PROBLEM TO SOLVE: Pictures do not belong in the copy, so please give every entry below again exactly.

DATA FOR THIS EXERCISE:
################

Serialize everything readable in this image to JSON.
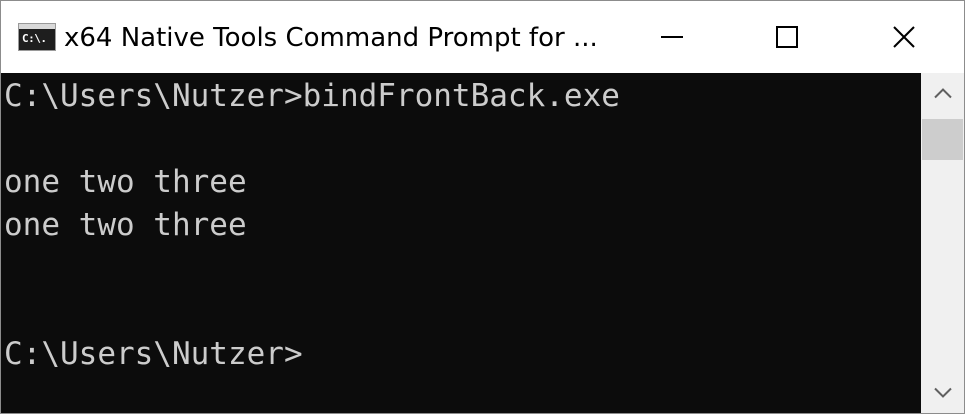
{
  "window": {
    "title": "x64 Native Tools Command Prompt for ...",
    "icon_label": "C:\\."
  },
  "console": {
    "lines": [
      "C:\\Users\\Nutzer>bindFrontBack.exe",
      "one two three",
      "one two three",
      "C:\\Users\\Nutzer>"
    ]
  },
  "icons": {
    "app": "command-prompt-icon",
    "minimize": "minimize-icon",
    "maximize": "maximize-icon",
    "close": "close-icon",
    "scroll_up": "chevron-up-icon",
    "scroll_down": "chevron-down-icon"
  },
  "colors": {
    "console_background": "#0c0c0c",
    "console_text": "#cccccc",
    "titlebar_background": "#ffffff",
    "scrollbar_track": "#f0f0f0",
    "scrollbar_thumb": "#cdcdcd"
  }
}
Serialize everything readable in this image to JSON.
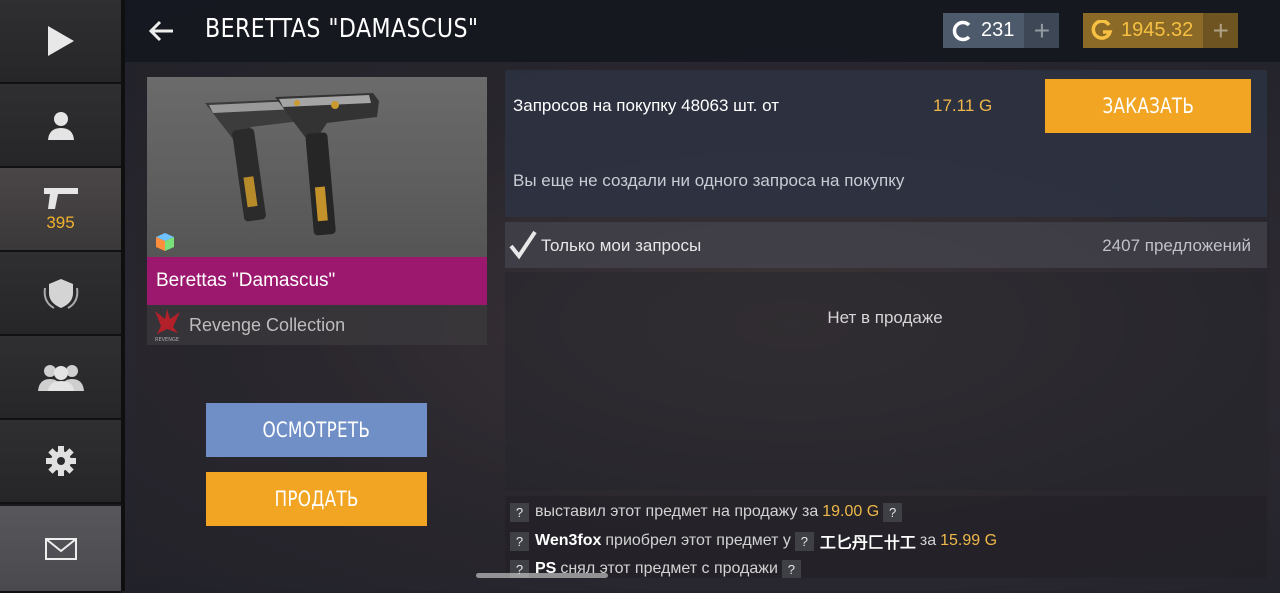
{
  "sidebar": {
    "items": [
      {
        "name": "play-icon"
      },
      {
        "name": "profile-icon"
      },
      {
        "name": "pistol-icon",
        "count": "395"
      },
      {
        "name": "shield-emblem-icon"
      },
      {
        "name": "friends-icon"
      },
      {
        "name": "gear-icon"
      },
      {
        "name": "mail-icon"
      }
    ]
  },
  "header": {
    "title": "BERETTAS \"DAMASCUS\"",
    "credits": "231",
    "gold": "1945.32",
    "plus": "+"
  },
  "item": {
    "name": "Berettas \"Damascus\"",
    "collection": "Revenge Collection",
    "collection_logo_text": "REVENGE"
  },
  "actions": {
    "inspect": "ОСМОТРЕТЬ",
    "sell": "ПРОДАТЬ"
  },
  "requests": {
    "summary": "Запросов на покупку 48063 шт. от",
    "price": "17.11 G",
    "order_button": "ЗАКАЗАТЬ",
    "none_created": "Вы еще не создали ни одного запроса на покупку"
  },
  "filter": {
    "only_mine": "Только мои запросы",
    "offers": "2407 предложений"
  },
  "listing": {
    "empty": "Нет в продаже"
  },
  "log": [
    {
      "q1": "?",
      "text1": "выставил этот предмет на продажу за",
      "price": "19.00 G",
      "q2": "?"
    },
    {
      "q1": "?",
      "user": "Wen3fox",
      "text1": "приобрел этот предмет у",
      "q2": "?",
      "seller": "工匕丹匚卄工",
      "text2": "за",
      "price": "15.99 G"
    },
    {
      "q1": "?",
      "user": "PS",
      "text1": "снял этот предмет с продажи",
      "q2": "?"
    }
  ],
  "colors": {
    "accent_orange": "#f1a522",
    "accent_blue": "#6f8fc6",
    "rarity_magenta": "#9c186f",
    "gold_text": "#f0b84a"
  }
}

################

REPLY:
Serialize everything readable in this image to JSON.
{
  "window": {
    "title": "x64 Native Tools Command Prompt for ...",
    "icon_label": "C:\\."
  },
  "console": {
    "lines": [
      "C:\\Users\\Nutzer>bindFrontBack.exe",
      "one two three",
      "one two three",
      "C:\\Users\\Nutzer>"
    ]
  },
  "icons": {
    "app": "command-prompt-icon",
    "minimize": "minimize-icon",
    "maximize": "maximize-icon",
    "close": "close-icon",
    "scroll_up": "chevron-up-icon",
    "scroll_down": "chevron-down-icon"
  },
  "colors": {
    "console_background": "#0c0c0c",
    "console_text": "#cccccc",
    "titlebar_background": "#ffffff",
    "scrollbar_track": "#f0f0f0",
    "scrollbar_thumb": "#cdcdcd"
  }
}
Serialize everything readable in this image to JSON.
{
  "sidebar": {
    "items": [
      {
        "name": "play-icon"
      },
      {
        "name": "profile-icon"
      },
      {
        "name": "pistol-icon",
        "count": "395"
      },
      {
        "name": "shield-emblem-icon"
      },
      {
        "name": "friends-icon"
      },
      {
        "name": "gear-icon"
      },
      {
        "name": "mail-icon"
      }
    ]
  },
  "header": {
    "title": "BERETTAS \"DAMASCUS\"",
    "credits": "231",
    "gold": "1945.32",
    "plus": "+"
  },
  "item": {
    "name": "Berettas \"Damascus\"",
    "collection": "Revenge Collection",
    "collection_logo_text": "REVENGE"
  },
  "actions": {
    "inspect": "ОСМОТРЕТЬ",
    "sell": "ПРОДАТЬ"
  },
  "requests": {
    "summary": "Запросов на покупку 48063 шт. от",
    "price": "17.11 G",
    "order_button": "ЗАКАЗАТЬ",
    "none_created": "Вы еще не создали ни одного запроса на покупку"
  },
  "filter": {
    "only_mine": "Только мои запросы",
    "offers": "2407 предложений"
  },
  "listing": {
    "empty": "Нет в продаже"
  },
  "log": [
    {
      "q1": "?",
      "text1": "выставил этот предмет на продажу за",
      "price": "19.00 G",
      "q2": "?"
    },
    {
      "q1": "?",
      "user": "Wen3fox",
      "text1": "приобрел этот предмет у",
      "q2": "?",
      "seller": "工匕丹匚卄工",
      "text2": "за",
      "price": "15.99 G"
    },
    {
      "q1": "?",
      "user": "PS",
      "text1": "снял этот предмет с продажи",
      "q2": "?"
    }
  ],
  "colors": {
    "accent_orange": "#f1a522",
    "accent_blue": "#6f8fc6",
    "rarity_magenta": "#9c186f",
    "gold_text": "#f0b84a"
  }
}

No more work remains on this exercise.